■ WORK TASK: Count how many lines in the data hold "heading". Only the number.

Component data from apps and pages
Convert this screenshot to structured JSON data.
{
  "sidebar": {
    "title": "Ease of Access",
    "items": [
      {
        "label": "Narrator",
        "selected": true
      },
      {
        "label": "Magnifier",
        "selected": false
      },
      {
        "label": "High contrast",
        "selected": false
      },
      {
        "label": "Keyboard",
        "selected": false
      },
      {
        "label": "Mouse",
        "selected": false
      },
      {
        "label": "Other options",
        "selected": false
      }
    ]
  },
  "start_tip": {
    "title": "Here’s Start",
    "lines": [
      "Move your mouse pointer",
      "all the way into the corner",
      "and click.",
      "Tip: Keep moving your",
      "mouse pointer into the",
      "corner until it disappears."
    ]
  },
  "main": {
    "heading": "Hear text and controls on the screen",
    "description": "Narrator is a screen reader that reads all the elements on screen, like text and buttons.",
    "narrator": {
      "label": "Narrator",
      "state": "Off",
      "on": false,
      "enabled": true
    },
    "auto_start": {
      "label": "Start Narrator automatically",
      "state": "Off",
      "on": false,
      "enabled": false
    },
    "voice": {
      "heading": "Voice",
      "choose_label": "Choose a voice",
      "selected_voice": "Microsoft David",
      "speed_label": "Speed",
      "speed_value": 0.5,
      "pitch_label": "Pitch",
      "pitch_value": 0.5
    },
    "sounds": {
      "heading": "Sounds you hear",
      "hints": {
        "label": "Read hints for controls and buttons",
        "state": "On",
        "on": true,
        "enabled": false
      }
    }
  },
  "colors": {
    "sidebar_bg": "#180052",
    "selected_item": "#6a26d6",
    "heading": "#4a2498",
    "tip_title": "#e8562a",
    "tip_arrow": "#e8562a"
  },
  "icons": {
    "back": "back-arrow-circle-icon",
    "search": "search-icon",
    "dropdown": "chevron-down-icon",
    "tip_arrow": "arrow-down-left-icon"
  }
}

■ EXERCISE RESPONSE: 4